A priest who helped the family and friends of the victims of the Berkeley balcony tragedy is being honoured by President Michael D Higgins and the Government.
Fr Brendan McBride - who is based in San Francisco - is the founder of the Irish Immigration and Pastoral Centre in the Californian city, close to where the six Irish students were killed earlier this summer.
The Donegal native has been named by the Department of Foreign Affairs as one of the 10 recipients of this year's Presidential Distinguished Service Awards.
He is being honoured for committing "his life's work to serving the Irish community through advocacy and the provision of support services", and his leading efforts in the US's immigration reform policy.
Minister Charlie Flanagan's office also acknowledged the "central role" Fr McBride played in providing support to those involved in the accident in Berkeley earlier this summer. He visited the three hospitals where the survivors were treated and provided support for their devastated families and friends.
He has been in San Francisco since 1996 and is the President of the Irish Apostolate in the US.
The other recipients also include awardees from Peru and Kenya.
They are all being honoured for how they served Ireland with "distinction" and for the way they "actively contributed to Ireland in a sustained manner".
Actor Gabriel Byrne, an Irish cultural ambassador, is being honoured for his "sterling service" in the role, particularly for his support of the Irish Arts Centre in New York.
The other recipients include well-known businessman Tom Moran, Peruvian writer Mario Vargas Llosa and Irish missionary in Kenya Dr Miriam Duggan.
British solicitor Gareth Peirce is also being recognised for her work as a human rights activist and her significant contribution to the Northern Ireland Peace Process. Ms Peirce has worked on a number of high-profile cases, including the those of the Guildford Four and the Birmingham Six.
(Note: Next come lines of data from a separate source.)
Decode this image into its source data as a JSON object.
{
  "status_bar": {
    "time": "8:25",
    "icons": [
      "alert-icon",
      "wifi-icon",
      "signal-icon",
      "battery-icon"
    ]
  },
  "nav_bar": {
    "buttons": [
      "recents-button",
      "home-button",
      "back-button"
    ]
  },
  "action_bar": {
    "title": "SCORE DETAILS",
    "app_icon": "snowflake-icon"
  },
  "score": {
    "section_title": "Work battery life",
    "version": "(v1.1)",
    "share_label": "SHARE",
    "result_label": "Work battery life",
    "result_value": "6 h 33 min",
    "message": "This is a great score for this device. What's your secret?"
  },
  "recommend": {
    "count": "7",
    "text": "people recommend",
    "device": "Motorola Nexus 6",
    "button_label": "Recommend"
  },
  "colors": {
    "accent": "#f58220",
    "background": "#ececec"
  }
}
Minister Flanagan said we "owe a huge debt of gratitude" to the recipients and described them as "remarkable people".